**Activity**: Where "Make" occurs in a line of the entries below, copy that line.

**Input data**:
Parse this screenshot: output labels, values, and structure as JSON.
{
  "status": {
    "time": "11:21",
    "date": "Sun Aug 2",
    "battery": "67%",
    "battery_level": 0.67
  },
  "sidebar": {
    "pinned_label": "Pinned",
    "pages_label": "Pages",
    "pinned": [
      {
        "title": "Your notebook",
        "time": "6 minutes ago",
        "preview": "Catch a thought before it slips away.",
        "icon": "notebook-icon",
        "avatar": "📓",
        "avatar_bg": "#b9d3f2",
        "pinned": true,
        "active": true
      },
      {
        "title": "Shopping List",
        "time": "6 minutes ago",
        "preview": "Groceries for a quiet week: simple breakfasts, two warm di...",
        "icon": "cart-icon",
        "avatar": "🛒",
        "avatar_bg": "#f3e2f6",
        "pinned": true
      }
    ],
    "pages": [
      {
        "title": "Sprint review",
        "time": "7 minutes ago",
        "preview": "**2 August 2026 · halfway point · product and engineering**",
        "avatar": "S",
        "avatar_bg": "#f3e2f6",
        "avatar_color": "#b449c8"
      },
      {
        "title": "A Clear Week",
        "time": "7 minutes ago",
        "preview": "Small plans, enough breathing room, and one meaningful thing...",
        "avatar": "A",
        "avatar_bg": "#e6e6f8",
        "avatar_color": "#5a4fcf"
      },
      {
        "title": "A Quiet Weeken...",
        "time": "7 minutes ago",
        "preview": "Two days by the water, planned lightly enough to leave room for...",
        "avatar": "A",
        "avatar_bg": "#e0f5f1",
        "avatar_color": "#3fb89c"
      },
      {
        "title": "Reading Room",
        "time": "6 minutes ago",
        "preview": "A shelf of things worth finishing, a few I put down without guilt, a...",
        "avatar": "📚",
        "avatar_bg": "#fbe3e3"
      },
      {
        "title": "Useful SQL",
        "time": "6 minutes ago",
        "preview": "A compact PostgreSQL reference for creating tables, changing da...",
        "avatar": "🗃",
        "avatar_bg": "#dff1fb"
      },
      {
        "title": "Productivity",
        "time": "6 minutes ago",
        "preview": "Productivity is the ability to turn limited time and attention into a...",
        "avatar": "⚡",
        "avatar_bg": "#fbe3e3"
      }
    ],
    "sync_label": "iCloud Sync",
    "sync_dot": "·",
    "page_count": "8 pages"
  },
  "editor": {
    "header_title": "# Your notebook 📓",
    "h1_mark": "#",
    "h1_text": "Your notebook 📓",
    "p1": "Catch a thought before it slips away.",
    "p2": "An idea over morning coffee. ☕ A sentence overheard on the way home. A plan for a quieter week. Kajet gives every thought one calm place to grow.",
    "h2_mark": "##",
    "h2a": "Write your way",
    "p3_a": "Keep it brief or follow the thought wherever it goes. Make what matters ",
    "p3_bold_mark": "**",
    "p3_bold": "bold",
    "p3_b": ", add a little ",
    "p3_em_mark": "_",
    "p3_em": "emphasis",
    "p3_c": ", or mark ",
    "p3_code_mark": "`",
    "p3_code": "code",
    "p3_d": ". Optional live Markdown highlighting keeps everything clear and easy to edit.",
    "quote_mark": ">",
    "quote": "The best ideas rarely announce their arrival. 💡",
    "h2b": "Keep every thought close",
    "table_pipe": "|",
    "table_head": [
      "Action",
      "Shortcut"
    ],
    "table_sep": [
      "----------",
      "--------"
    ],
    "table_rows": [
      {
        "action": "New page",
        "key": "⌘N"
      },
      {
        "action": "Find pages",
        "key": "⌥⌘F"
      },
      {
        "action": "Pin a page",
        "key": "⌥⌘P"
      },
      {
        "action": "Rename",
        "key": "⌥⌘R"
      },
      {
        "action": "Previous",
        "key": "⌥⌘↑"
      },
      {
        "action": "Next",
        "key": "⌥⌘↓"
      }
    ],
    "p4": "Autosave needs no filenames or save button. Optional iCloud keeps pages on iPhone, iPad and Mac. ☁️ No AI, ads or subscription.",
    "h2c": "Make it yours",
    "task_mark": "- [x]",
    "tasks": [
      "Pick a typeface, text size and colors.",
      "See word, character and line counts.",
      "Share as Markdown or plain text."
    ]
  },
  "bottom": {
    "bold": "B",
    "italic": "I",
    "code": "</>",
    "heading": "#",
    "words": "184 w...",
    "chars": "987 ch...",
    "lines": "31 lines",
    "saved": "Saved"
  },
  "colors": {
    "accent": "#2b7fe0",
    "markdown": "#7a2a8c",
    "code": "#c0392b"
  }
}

**Solution to the exercise**:
    "p3_a": "Keep it brief or follow the thought wherever it goes. Make what matters ",
    "h2c": "Make it yours",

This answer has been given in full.